If you are from Nnewi or Anambra and you fear that your elder brother is selfish, you better get your dad to write a will while alive otherwise you will be shocked at the powers our tradition has bestowed on the first son.
If an adult family man dies intestate (i.e. without a Will) the following procedures are followed in Nnewi to share his estate:
- The first son shall summon the extended family (Umunna) meeting signaling his intention to share the estate of his late father amongst his siblings.
- If their father was polygamous, only the first sons from each wife are required to attend. His brothers can attend but as observers.
- If their father had only one wife, all the sons are required to be present.
- Also in attendance are the Obi of the extended family, the chairman of the extended family meeting and the secretary. Few extended family members are invited to bear boundary witness.
APPLICABLE TO POLYGAMOUS SETTING
The main house where the father lived is not available for sharing. It belongs to the first son.
The first son maps out the remaining estates into the number of male child-bearing wives of his father including himself plus an extra portion reserved for the first son.
The sharing will commence with him taking a portion as the first son.

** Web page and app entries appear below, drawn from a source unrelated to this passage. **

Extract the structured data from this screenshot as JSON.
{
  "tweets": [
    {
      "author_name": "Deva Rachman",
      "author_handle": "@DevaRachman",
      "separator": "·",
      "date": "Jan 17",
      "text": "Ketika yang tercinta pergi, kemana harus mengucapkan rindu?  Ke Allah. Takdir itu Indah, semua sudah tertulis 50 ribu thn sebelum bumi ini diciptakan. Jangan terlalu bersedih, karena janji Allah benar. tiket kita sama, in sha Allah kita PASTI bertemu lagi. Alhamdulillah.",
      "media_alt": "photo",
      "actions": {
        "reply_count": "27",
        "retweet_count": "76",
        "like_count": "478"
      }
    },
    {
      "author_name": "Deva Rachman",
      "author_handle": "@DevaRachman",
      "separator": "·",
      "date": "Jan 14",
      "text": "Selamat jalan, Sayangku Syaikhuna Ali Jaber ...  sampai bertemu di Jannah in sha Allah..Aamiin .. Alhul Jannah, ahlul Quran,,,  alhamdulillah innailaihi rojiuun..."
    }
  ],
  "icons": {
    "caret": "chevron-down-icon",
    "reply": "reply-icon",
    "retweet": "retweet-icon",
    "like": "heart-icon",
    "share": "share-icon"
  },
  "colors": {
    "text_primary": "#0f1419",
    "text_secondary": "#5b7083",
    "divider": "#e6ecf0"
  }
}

Thereafter, this same first son will also take his own share as one of the sons.
Meaning that the first son takes the first portion and the second portion before others start taking.

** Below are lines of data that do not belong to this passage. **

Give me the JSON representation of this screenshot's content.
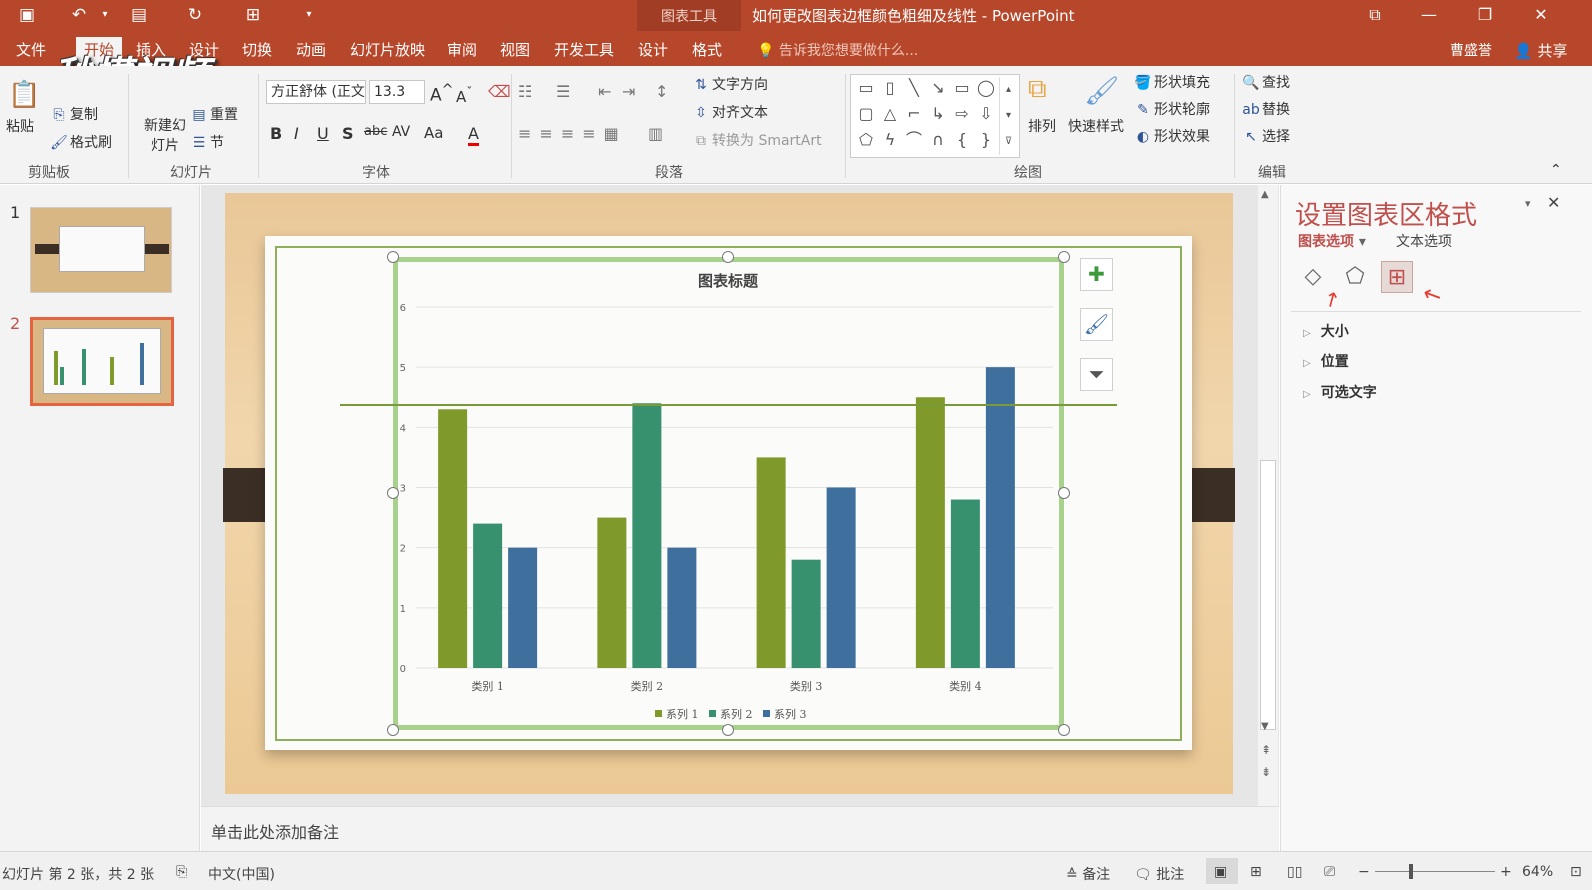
{
  "window": {
    "context_label": "图表工具",
    "title": "如何更改图表边框颜色粗细及线性 - PowerPoint"
  },
  "watermark": "秒懂视频",
  "tabs": [
    "文件",
    "开始",
    "插入",
    "设计",
    "切换",
    "动画",
    "幻灯片放映",
    "审阅",
    "视图",
    "开发工具",
    "设计",
    "格式"
  ],
  "tell_me": "告诉我您想要做什么...",
  "user": "曹盛誉",
  "share": "共享",
  "ribbon": {
    "clipboard": {
      "paste": "粘贴",
      "copy": "复制",
      "format_painter": "格式刷",
      "label": "剪贴板"
    },
    "slides": {
      "new_slide": "新建幻灯片",
      "reset": "重置",
      "section": "节",
      "label": "幻灯片"
    },
    "font": {
      "name": "方正舒体 (正文",
      "size": "13.3",
      "label": "字体"
    },
    "paragraph": {
      "text_direction": "文字方向",
      "align_text": "对齐文本",
      "smartart": "转换为 SmartArt",
      "label": "段落"
    },
    "drawing": {
      "arrange": "排列",
      "quick_styles": "快速样式",
      "fill": "形状填充",
      "outline": "形状轮廓",
      "effects": "形状效果",
      "label": "绘图"
    },
    "editing": {
      "find": "查找",
      "replace": "替换",
      "select": "选择",
      "label": "编辑"
    }
  },
  "thumbs": [
    {
      "num": "1"
    },
    {
      "num": "2"
    }
  ],
  "notes": "单击此处添加备注",
  "chart_data": {
    "type": "bar",
    "title": "图表标题",
    "categories": [
      "类别 1",
      "类别 2",
      "类别 3",
      "类别 4"
    ],
    "series": [
      {
        "name": "系列 1",
        "values": [
          4.3,
          2.5,
          3.5,
          4.5
        ],
        "color": "#7f9a2a"
      },
      {
        "name": "系列 2",
        "values": [
          2.4,
          4.4,
          1.8,
          2.8
        ],
        "color": "#37906e"
      },
      {
        "name": "系列 3",
        "values": [
          2,
          2,
          3,
          5
        ],
        "color": "#3f6f9c"
      }
    ],
    "ylim": [
      0,
      6
    ],
    "yticks": [
      "0",
      "1",
      "2",
      "3",
      "4",
      "5",
      "6"
    ],
    "grid": true,
    "legend": "bottom"
  },
  "pane": {
    "title": "设置图表区格式",
    "tab_chart": "图表选项",
    "tab_text": "文本选项",
    "rows": [
      "大小",
      "位置",
      "可选文字"
    ]
  },
  "status": {
    "slide_info": "幻灯片 第 2 张，共 2 张",
    "language": "中文(中国)",
    "notes": "备注",
    "comments": "批注",
    "zoom": "64%"
  },
  "colors": {
    "accent": "#b7472a",
    "pane_title": "#c0504d"
  }
}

Then other sons will start taking theirs in order of seniority.
Each son from each wife shall then share what he has collected with his own siblings from his mother.
APPLICABLE TO A NUCLEAR SETTING
The first son takes his father’s house.
He will thereafter map out the remainder into the number of his brothers plus a portion meant for the first son.
He commences the sharing by first taking his portion excluding his father’s compound which belongs to him as per right and then he will call his other brothers to take theirs in order of seniority.
- The last male child owns his mother’s house or land.
- Female children are excluded from the share of their father’s estates so are the sons-in-law.
- Nobody directs the first son on how to share his father’s estate. He could make his own share much larger than the remainder available for others to share. He is the Supreme Court in this matter. You can only appeal to his conscience.
If you are from Nnewi and you don’t like the above set up then write your will today.